Qualitative research usually uses interviews, focus groups, documents or observations to explore the range of participants’ perceptions, experiences and behaviours. Findings are presented narratively rather than using statistics or numbers. Samples are typically much smaller than in quantitative research.

The parents who participated in the research studies were mainly mothers. No evidence was available specifically for fathers or informal caregivers such as grandparents.

Communications with parents can be one-way, as in information leaflets or mass media. They can be interactive, such as discussions with practitioners, or social media. The settings included in this review included healthcare, community venues and homes.

Expert commentary

Often in evidence based medicine, qualitative evidence is not seen to be as important as quantitative, but this paper demonstrates how valuable it can be. Recent measles outbreaks in the UK remind us of the importance of good childhood vaccination coverage. In addition, the MMR scandal reminded all healthcare professionals of the need for evidence-based policy and the harm that can occur when caregivers find it hard to navigate evidence.

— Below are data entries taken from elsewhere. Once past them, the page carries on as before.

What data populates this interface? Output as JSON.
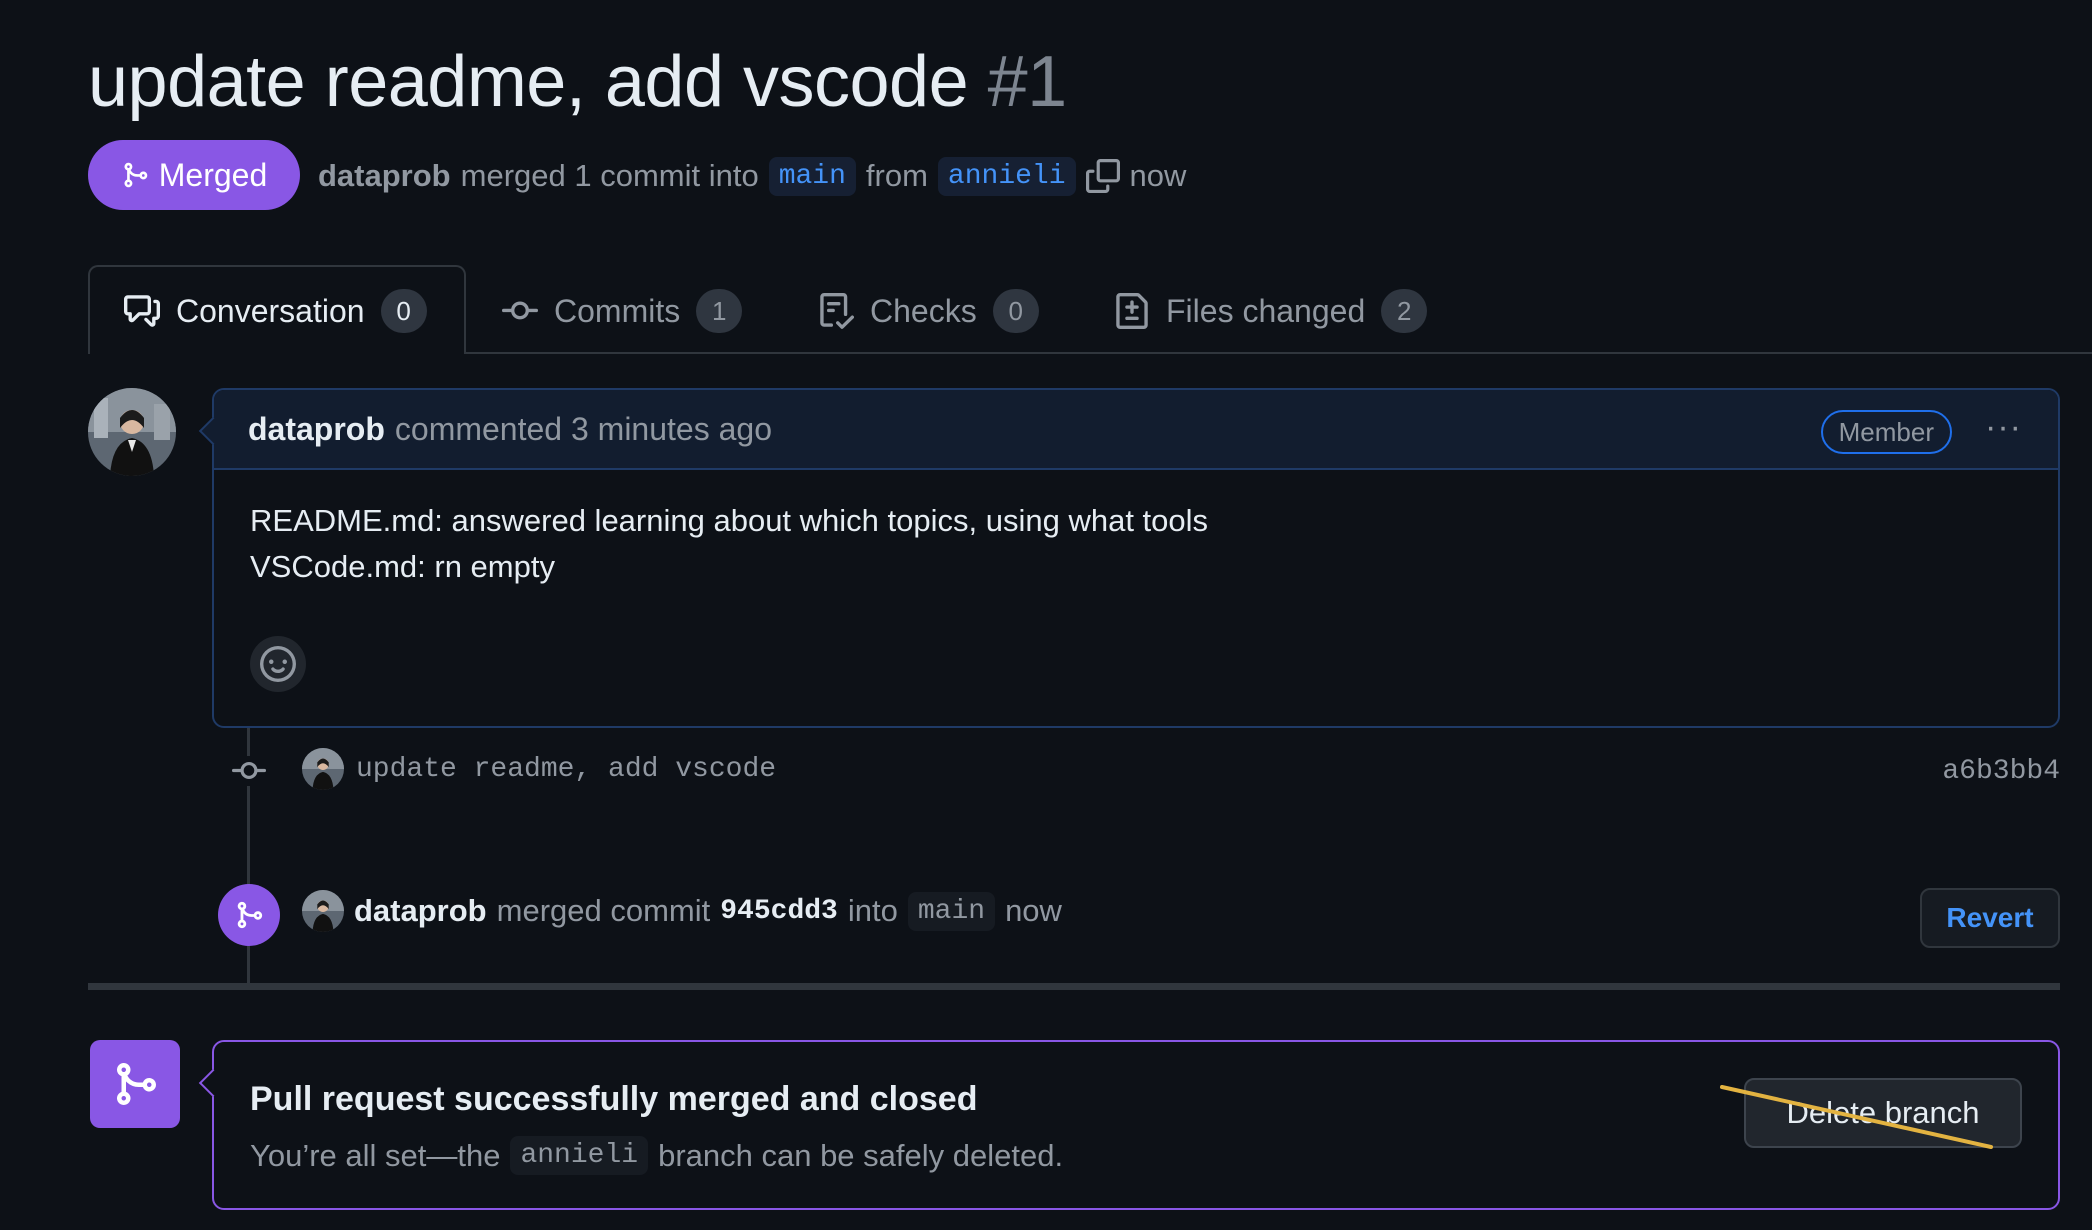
{
  "pr": {
    "title": "update readme, add vscode",
    "number": "#1",
    "state": "Merged",
    "author": "dataprob",
    "merged_text": "merged 1 commit into",
    "base_branch": "main",
    "from_text": "from",
    "head_branch": "annieli",
    "time": "now"
  },
  "tabs": [
    {
      "label": "Conversation",
      "count": "0",
      "icon": "comment-discussion-icon"
    },
    {
      "label": "Commits",
      "count": "1",
      "icon": "git-commit-icon"
    },
    {
      "label": "Checks",
      "count": "0",
      "icon": "checklist-icon"
    },
    {
      "label": "Files changed",
      "count": "2",
      "icon": "file-diff-icon"
    }
  ],
  "comment": {
    "author": "dataprob",
    "meta": "commented 3 minutes ago",
    "badge": "Member",
    "more": "···",
    "lines": [
      "README.md: answered learning about which topics, using what tools",
      "VSCode.md: rn empty"
    ]
  },
  "commit": {
    "message": "update readme, add vscode",
    "sha": "a6b3bb4"
  },
  "merge_event": {
    "author": "dataprob",
    "text1": "merged commit",
    "sha": "945cdd3",
    "text2": "into",
    "branch": "main",
    "time": "now",
    "revert_label": "Revert"
  },
  "merge_status": {
    "title": "Pull request successfully merged and closed",
    "desc_before": "You’re all set—the",
    "branch": "annieli",
    "desc_after": "branch can be safely deleted.",
    "delete_label": "Delete branch"
  },
  "colors": {
    "background": "#0d1117",
    "merged_purple": "#8957e5",
    "link_blue": "#4493f8",
    "annotation_yellow": "#e3b341"
  }
}
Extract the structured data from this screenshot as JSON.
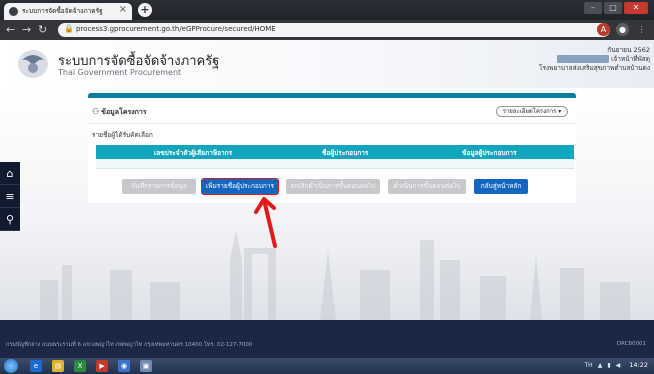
{
  "browser": {
    "tab_title": "ระบบการจัดซื้อจัดจ้างภาครัฐ",
    "new_tab_label": "+",
    "url": "process3.gprocurement.go.th/eGPProcure/secured/HOME",
    "back_icon": "arrow-left-icon",
    "forward_icon": "arrow-right-icon",
    "reload_icon": "reload-icon"
  },
  "site": {
    "title": "ระบบการจัดซื้อจัดจ้างภาครัฐ",
    "subtitle": "Thai Government Procurement",
    "date": "กันยายน 2562",
    "dept_line1": "เจ้าหน้าที่พัสดุ",
    "dept_line2": "โรงพยาบาลส่งเสริมสุขภาพตำบลบ้านดง"
  },
  "sidebar": {
    "tools": [
      {
        "name": "home-icon",
        "glyph": "⌂"
      },
      {
        "name": "menu-icon",
        "glyph": "≡"
      },
      {
        "name": "search-icon",
        "glyph": "⚲"
      }
    ]
  },
  "panel": {
    "title": "ข้อมูลโครงการ",
    "detail_button": "รายละเอียดโครงการ ▾",
    "selected_label": "รายชื่อผู้ได้รับคัดเลือก",
    "columns": [
      "เลขประจำตัวผู้เสียภาษีอากร",
      "ชื่อผู้ประกอบการ",
      "ข้อมูลผู้ประกอบการ"
    ],
    "buttons": [
      {
        "label": "บันทึกรายการข้อมูล",
        "style": "gray"
      },
      {
        "label": "เพิ่มรายชื่อผู้ประกอบการ",
        "style": "blue"
      },
      {
        "label": "ยกเลิกดำเนินการขั้นตอนต่อไป",
        "style": "gray"
      },
      {
        "label": "ดำเนินการขั้นตอนต่อไป",
        "style": "gray"
      },
      {
        "label": "กลับสู่หน้าหลัก",
        "style": "blue"
      }
    ]
  },
  "footer": {
    "text": "กรมบัญชีกลาง ถนนพระรามที่ 6 แขวงพญาไท เขตพญาไท กรุงเทพมหานคร 10400 โทร. 02-127-7000",
    "code": "DRC80001"
  },
  "taskbar": {
    "lang": "TH",
    "time": "14:22"
  },
  "colors": {
    "header_bar": "#0b7d9e",
    "table_head": "#11a6bd",
    "primary_button": "#1566c0",
    "disabled_button": "#c6c8cc",
    "annotation_arrow": "#e01b1b"
  }
}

This work helps inform healthcare professionals about the information parents and caregivers want and expect to allow them to give informed consent for vaccination. We ignore this information at our peril.

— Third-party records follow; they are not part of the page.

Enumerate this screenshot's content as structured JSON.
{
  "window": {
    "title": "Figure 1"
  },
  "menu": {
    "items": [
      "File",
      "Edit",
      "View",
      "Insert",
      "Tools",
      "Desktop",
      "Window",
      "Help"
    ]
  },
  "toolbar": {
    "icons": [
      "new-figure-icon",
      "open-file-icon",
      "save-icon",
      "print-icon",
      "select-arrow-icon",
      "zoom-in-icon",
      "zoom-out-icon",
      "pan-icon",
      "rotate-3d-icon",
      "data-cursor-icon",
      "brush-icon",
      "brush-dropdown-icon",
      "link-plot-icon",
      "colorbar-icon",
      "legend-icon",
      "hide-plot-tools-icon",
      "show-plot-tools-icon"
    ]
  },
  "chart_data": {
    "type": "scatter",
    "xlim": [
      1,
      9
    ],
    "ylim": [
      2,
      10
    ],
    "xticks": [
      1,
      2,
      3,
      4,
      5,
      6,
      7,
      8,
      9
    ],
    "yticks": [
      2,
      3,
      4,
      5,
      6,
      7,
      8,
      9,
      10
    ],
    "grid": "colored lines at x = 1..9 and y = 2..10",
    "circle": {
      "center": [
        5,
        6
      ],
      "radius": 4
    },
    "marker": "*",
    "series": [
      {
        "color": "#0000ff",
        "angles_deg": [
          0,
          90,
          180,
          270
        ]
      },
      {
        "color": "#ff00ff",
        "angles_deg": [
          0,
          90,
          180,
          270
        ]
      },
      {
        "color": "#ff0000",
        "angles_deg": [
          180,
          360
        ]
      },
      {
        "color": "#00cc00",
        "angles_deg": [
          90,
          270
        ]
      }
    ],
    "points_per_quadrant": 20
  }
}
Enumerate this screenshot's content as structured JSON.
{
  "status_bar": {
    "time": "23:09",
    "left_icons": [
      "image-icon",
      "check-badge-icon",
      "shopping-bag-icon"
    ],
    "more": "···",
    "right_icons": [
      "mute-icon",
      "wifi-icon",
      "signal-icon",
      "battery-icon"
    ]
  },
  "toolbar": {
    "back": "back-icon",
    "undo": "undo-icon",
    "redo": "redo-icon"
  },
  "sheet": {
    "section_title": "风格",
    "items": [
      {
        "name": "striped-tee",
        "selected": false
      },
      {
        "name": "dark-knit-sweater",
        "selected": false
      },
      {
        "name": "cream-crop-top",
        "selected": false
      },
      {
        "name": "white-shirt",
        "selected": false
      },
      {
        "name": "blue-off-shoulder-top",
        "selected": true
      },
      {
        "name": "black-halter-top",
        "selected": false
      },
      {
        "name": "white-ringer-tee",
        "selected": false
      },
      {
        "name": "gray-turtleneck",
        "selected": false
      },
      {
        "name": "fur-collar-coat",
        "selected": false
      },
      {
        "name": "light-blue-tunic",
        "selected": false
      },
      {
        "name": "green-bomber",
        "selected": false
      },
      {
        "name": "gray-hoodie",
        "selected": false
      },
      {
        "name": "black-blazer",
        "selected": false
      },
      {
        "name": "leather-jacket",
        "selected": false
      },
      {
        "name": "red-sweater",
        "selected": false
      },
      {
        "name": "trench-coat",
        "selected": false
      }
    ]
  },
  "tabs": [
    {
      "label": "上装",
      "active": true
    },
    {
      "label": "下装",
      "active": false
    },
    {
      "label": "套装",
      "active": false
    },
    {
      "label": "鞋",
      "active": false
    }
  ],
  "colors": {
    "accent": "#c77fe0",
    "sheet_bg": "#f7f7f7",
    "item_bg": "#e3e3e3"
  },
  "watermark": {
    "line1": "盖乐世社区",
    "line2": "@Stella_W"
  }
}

Dr Allison Duggal, Deputy Director Public Health, Kent County Council